Hm. This is a strange sentence for sure. Actually, I would use it talking about an e-mail message (are these even "letters" in English?) With a physical letter it is rather vague—an envelope is конверт, and I would use that if I received an empty envelope (though, a far less precise "letter" might be used in speech, I think). "A blank letter", I think, works, though, again, it sounds odd. A physical «письмо» would be a sheet of paper with a message written or typed on it: if it is blank, it is hardly a letter.

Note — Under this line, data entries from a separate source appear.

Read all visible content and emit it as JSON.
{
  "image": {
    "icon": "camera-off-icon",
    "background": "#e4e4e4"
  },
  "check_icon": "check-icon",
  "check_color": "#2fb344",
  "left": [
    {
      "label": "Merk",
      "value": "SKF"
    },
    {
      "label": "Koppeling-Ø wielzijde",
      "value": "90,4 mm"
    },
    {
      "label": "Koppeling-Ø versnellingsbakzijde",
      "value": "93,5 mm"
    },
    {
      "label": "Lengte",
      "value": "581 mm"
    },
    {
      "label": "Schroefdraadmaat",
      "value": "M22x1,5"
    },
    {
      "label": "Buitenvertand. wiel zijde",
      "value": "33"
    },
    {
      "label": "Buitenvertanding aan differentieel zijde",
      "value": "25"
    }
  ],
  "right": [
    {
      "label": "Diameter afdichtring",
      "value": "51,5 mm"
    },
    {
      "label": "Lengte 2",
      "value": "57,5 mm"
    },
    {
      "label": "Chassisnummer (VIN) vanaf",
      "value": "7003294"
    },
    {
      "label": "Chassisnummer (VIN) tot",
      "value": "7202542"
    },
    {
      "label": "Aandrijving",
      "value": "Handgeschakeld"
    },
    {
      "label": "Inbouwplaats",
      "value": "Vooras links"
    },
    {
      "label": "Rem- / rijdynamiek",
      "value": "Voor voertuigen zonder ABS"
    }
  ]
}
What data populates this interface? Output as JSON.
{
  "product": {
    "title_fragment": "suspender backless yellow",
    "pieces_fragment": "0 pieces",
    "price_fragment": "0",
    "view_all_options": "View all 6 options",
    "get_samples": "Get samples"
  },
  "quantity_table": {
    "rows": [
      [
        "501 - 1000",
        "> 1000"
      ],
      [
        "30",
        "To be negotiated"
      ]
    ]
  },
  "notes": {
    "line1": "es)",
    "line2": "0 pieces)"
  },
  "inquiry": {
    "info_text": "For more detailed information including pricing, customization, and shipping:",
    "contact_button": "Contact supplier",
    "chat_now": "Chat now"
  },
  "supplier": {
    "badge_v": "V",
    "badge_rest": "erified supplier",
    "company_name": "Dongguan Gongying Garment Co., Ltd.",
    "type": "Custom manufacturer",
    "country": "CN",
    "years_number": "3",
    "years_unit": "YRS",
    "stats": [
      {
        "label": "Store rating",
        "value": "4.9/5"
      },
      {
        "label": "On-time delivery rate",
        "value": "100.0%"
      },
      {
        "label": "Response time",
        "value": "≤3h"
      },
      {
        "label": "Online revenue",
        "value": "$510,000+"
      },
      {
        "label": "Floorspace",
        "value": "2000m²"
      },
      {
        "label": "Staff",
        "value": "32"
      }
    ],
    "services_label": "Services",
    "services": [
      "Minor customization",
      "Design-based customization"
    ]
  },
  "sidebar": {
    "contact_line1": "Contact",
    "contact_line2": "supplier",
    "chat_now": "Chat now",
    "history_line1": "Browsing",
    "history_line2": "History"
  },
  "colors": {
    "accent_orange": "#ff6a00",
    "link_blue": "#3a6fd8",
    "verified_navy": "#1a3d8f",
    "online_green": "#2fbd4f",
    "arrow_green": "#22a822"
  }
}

Email would be a message, not a letter. I suppose one could receive a physical blank letter if there were a blank piece of paper inside an addressed envelope, but an empty letter would suggest there was nothing at all in the envelope. The key is to know what is meant by the Russian sentence, as in the domain of possibility for the sentence.